A distinction is made between sinus tachycardia, or the accelerated generation of impulses in the sinus node of the heart, and paroxysmal tachycardia. Sinus tachycardia, manifested by contractions generally ranging between 90 and 120 per minute, may be caused by such physiological factors as increased environmental temperature, physical and mental tension, or the ingestion of food. Sinus tachycardia may also be caused by such pathological states as fever, anemia, diffuse toxic goiter, heart failure, and neurasthenia. Nervous and humoral influences on the heart, such as adrenalin and thyroxine, are important contributing factors in the genesis of sinus tachycardia. The accelerated rhythm of cardiac contractions may have an unfavorable effect on metabolism in the myocardium and on blood circulation.
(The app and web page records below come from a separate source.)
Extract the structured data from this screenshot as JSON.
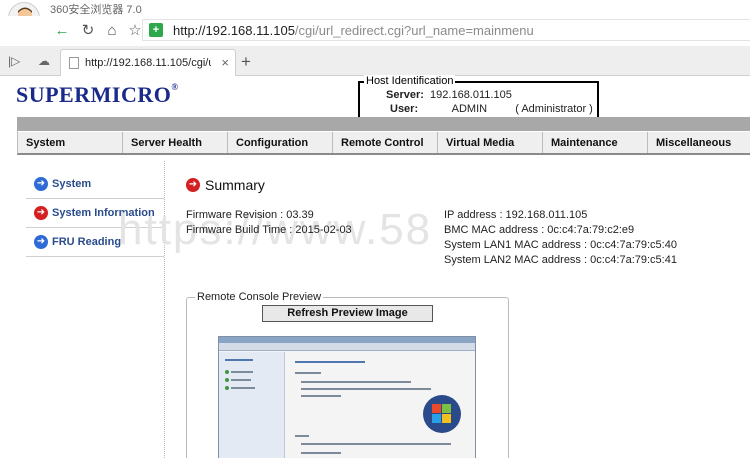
{
  "browser": {
    "app_title": "360安全浏览器 7.0",
    "url_host": "http://192.168.11.105",
    "url_path": "/cgi/url_redirect.cgi?url_name=mainmenu",
    "tab_title": "http://192.168.11.105/cgi/u"
  },
  "page": {
    "logo_text": "SUPERMICRO",
    "host": {
      "legend": "Host Identification",
      "server_label": "Server:",
      "server_value": "192.168.011.105",
      "user_label": "User:",
      "user_value": "ADMIN",
      "user_role": "( Administrator )"
    },
    "menu": [
      "System",
      "Server Health",
      "Configuration",
      "Remote Control",
      "Virtual Media",
      "Maintenance",
      "Miscellaneous"
    ],
    "sidebar": [
      {
        "label": "System",
        "icon": "arrow-right-blue-icon",
        "color": "#2f6bd6"
      },
      {
        "label": "System Information",
        "icon": "arrow-right-red-icon",
        "color": "#d42020"
      },
      {
        "label": "FRU Reading",
        "icon": "arrow-right-blue-icon",
        "color": "#2f6bd6"
      }
    ],
    "summary": {
      "title": "Summary",
      "firmware_revision": "Firmware Revision : 03.39",
      "firmware_build": "Firmware Build Time : 2015-02-03",
      "ip": "IP address : 192.168.011.105",
      "bmc_mac": "BMC MAC address : 0c:c4:7a:79:c2:e9",
      "lan1_mac": "System LAN1 MAC address : 0c:c4:7a:79:c5:40",
      "lan2_mac": "System LAN2 MAC address : 0c:c4:7a:79:c5:41"
    },
    "watermark": "https://www.58",
    "preview": {
      "legend": "Remote Console Preview",
      "refresh_label": "Refresh Preview Image"
    }
  },
  "colors": {
    "brand": "#1a2a8a",
    "active_red": "#d42020",
    "link_blue": "#2a4c8c"
  }
}
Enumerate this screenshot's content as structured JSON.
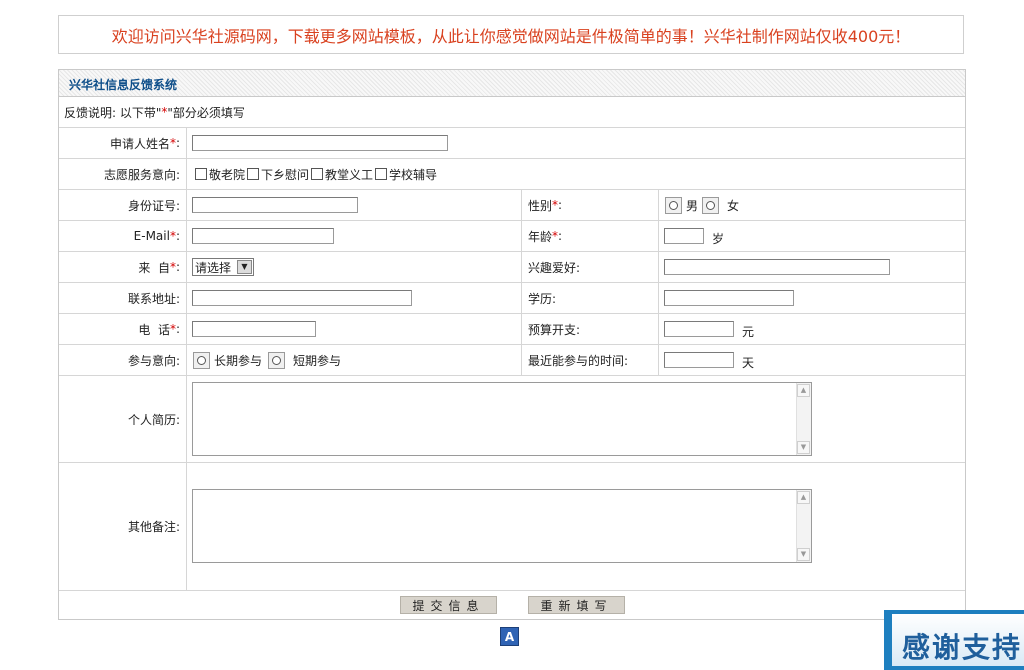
{
  "banner": {
    "text": "欢迎访问兴华社源码网，下载更多网站模板，从此让你感觉做网站是件极简单的事！兴华社制作网站仅收400元！",
    "color": "#d9411f"
  },
  "panel": {
    "title": "兴华社信息反馈系统",
    "title_color": "#0f4f8a"
  },
  "note": {
    "prefix": "反馈说明: 以下带\"",
    "star": "*",
    "suffix": "\"部分必须填写"
  },
  "form": {
    "name_label": "申请人姓名",
    "star": "*",
    "colon": ":",
    "service_label": "志愿服务意向:",
    "service_options": [
      "敬老院",
      "下乡慰问",
      "教堂义工",
      "学校辅导"
    ],
    "id_label": "身份证号:",
    "gender_label": "性别",
    "gender_male": "男",
    "gender_female": "女",
    "email_label": "E-Mail",
    "age_label": "年龄",
    "age_unit": "岁",
    "from_label": "来  自",
    "from_select": "请选择",
    "hobby_label": "兴趣爱好:",
    "address_label": "联系地址:",
    "edu_label": "学历:",
    "phone_label": "电  话",
    "budget_label": "预算开支:",
    "budget_unit": "元",
    "join_label": "参与意向:",
    "join_long": "长期参与",
    "join_short": "短期参与",
    "time_label": "最近能参与的时间:",
    "time_unit": "天",
    "resume_label": "个人简历:",
    "remark_label": "其他备注:"
  },
  "buttons": {
    "submit": "提交信息",
    "reset": "重新填写"
  },
  "footer": {
    "icon": "A",
    "thanks": "感谢支持"
  }
}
When tachycardia is a symptom of disease, the underlying disease is treated.

tachycardia

[¦tak·ə¦kärd·ē·ə]
(medicine)
Excessive rapidity of the heart's action.
References in periodicals archive ?
The heart rate is an integrated index of autonomic cardiovascular function and elevated heart rate values indicate adrenergic overdrive, leading to / or worsening ischemia with risk of acute coronary syndromes (ACS), fatal or non-fatal arrhythmias or heart failure.
This finding, however, does not preclude the possibility of pollution-related effects on TWA at elevated heart rates, such as during exercise, or the possibility of delayed responses.
But a Sunday Mirror investigation has revealed that side-effects include a risk of low blood pressure and an elevated heart rate - conditions which in extreme circumstances can lead to heart failure and permanent brain damage.
An elevated heart rate at night can lead to feelings of restlessness," The New York Daily News quoted Monica Vazquez, master trainer from New York Sports Clubs, as saying.
Based on this study, we believe that an elevated heart rate seen over a number of years is worrisome, signifying that these patients need further evaluation to see what might be causing the high heart rate," he added.
Atropine inhibits nerves and is often used to treat Parkinson's, dilate pupils and maintain an elevated heart rate.
The big dangers are elevated heart rate and blood pressure in this situation.
You may keep an elevated heart rate of, say, 120 bpm in between repeats in the case of the lesser effort workouts, but if you are exerting 95% of maximal effort, it's best to let the heart come down to below 96 bpm in between.
An elevated heart rate was also an independent predictor of noncardiovascular mortality in men and women (16-18).
And in all candor, these fumble-fingered leather devices were slow in application, especially in the dark and with an elevated heart rate.
SYMPTOM Elevated heart rate and loss of feeling in the legs.
The presence of alternans is relied on elevated heart rate (HR), and the methods of HR increase are stress test or atrial pacing.